Empowering Communities to Rebuild their Lives in Chad
I arrived in Chad last week to meet with our country team, and to assess our programs and the ongoing humanitarian needs in our program areas. Chad is one of the world’s seven least developed countries: it ranks at 163 out of 169 countries on the 20
10 United Nations Human Development Index. The goal of our programs here is to target the poorest communities in the poorest parts of Chad—and I was curious to see how successfully we were doing that.
Capital cities in Africa can be extremely deceptive. Lush boulevards and well-paved roads from the airport to the capital city often mask the ugly truth that just steps away from these roads, people are living in abject poverty. Upon arrival in N’Djamena, Chad’s capital, the city is at first impressive. The promising hum of the city’s generators drowns out the sound of the car’s engine on my journey to the city center—a welcome sign of progress. However, I soon discover there is no running water where I am staying, despite the presence of a generator. In fact, most of the city has no electricity, which is a telling sign of the shortage of basic resources, even here in the capital.
Concern works in two regions in Chad: Goré in the south, which borders the Central African Republic (CAR), and Goz Beida in the east, which borders the Darfur region of Sudan. Both of these areas host refugees from their neighbouring countries, and both are challenging environments in which to live or work. Water is scarce, and the logistics of transporting relief items is difficult because roads and infrastructure are in poor condition.

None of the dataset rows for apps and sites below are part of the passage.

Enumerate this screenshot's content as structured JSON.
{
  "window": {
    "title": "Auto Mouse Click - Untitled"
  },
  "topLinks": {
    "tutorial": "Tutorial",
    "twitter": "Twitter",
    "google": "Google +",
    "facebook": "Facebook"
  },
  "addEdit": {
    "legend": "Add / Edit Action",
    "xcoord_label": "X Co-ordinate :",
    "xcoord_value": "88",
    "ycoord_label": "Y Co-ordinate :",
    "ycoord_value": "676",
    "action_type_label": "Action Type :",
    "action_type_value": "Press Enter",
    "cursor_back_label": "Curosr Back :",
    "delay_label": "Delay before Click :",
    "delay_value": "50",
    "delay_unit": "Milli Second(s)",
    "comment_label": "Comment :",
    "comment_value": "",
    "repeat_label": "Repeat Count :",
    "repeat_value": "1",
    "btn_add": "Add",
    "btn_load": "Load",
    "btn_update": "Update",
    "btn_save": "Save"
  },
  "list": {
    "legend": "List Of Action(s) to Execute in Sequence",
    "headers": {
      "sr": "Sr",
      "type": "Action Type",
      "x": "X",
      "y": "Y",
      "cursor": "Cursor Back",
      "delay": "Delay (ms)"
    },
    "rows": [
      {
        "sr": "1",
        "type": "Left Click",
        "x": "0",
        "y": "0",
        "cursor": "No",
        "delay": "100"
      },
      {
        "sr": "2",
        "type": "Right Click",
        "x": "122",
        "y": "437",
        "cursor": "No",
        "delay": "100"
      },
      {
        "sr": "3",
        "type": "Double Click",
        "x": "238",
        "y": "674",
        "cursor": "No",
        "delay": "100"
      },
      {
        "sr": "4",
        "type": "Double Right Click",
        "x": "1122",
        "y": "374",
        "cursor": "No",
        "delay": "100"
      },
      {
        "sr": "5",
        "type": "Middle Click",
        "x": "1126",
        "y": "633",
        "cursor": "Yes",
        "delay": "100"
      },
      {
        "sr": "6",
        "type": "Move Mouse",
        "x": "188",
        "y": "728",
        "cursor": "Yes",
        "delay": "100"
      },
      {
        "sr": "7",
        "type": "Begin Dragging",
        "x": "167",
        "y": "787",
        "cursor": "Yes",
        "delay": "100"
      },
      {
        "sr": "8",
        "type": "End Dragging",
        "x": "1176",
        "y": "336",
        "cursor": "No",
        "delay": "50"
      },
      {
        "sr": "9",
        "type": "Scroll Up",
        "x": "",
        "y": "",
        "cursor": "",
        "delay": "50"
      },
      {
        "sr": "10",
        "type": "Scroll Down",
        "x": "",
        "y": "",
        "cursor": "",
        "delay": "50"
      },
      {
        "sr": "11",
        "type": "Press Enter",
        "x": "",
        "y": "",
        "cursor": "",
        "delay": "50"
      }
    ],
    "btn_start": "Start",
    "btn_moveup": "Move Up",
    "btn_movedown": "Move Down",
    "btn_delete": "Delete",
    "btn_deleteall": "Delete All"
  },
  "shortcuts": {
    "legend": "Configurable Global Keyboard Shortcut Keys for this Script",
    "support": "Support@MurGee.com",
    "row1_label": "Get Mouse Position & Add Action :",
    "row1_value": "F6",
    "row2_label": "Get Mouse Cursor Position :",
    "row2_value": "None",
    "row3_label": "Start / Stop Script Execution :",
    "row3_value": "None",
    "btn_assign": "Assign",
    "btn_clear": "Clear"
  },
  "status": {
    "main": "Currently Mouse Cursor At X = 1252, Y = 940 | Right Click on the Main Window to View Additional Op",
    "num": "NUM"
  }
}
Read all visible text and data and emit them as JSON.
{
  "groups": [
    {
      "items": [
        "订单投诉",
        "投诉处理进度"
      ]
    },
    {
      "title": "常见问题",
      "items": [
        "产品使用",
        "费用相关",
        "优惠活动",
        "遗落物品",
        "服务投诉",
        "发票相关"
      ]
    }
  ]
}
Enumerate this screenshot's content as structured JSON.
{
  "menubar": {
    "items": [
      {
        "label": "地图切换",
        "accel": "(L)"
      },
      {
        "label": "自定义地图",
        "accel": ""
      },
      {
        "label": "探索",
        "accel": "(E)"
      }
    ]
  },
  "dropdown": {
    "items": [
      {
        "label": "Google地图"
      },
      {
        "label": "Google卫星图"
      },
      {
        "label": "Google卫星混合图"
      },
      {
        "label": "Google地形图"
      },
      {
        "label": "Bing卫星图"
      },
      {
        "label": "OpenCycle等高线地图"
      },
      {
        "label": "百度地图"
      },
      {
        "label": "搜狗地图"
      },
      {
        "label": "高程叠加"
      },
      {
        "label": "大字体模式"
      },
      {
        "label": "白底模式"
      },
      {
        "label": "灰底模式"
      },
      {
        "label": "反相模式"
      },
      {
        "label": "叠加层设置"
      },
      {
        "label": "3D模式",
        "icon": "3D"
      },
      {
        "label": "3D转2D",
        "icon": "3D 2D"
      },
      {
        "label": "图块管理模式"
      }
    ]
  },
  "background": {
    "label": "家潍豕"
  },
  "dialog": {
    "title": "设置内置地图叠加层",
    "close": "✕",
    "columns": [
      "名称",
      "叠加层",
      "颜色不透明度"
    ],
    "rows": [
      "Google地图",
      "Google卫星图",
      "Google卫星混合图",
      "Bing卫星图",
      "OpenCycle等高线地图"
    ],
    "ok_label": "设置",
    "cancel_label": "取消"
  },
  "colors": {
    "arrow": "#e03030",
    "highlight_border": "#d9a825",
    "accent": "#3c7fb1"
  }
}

As I leave the city to begin the 600-kilometer journey to Goré, I witness the unmistakeable signs of poverty in roadside dwellings. People live in small mud huts with no windows, electricity or running water. Most of these dwellings have no latrines, and all cooking is done on an open fire. The luxury of a grinding mill is beyond reach. Women pound grain with heavy pieces of timber—the way they have been doing it for centuries.
The biggest challenge facing mothers in Chad is to feed their children and keep them healthy. The country has one of the highest rates of child deaths in the world. In the villages in which Concern is working in Goré, I interviewed members of a mothers’ self-help group. One mother tells me that she had nine children, but only four survived. Another, a widow, originally a mother of four, says just two of her children are alive today.
It is difficult not to be moved by their stories. I am dumbfounded by their resilience, but I am also ashamed that our world full of wealth and expertise in health and nutrition can continue to let such silent emergencies exist.
Concern is helping women in Goré earn an independent income for the first time and manage their resources, by providing training in producing shea butter for sale at market, and in other trades such as tailoring. The members of these collectives and livelihoods programs are making strong progress, and their confidence is growing. Development takes time, there are no quick-fix solutions, but we must do everything in our power to ensure that these women, their children and their families are not forgotten.
By Paul O'Brien
Paul O'Brien is Overseas Director for Concern Worldwide
Concern Worldwide’s livelihoods program in Goré, Chad has trained 350 women in the processing of Shea butter and production of soap, food stuffs, and cosmetics. Concern works with refugees and host villages to help them become self-sufficient and improve their safety nets. An estimated 75,000 refugees from the Central African Republic have fled to southern Chad since 2003, while host villages also battle extreme poverty and isolation.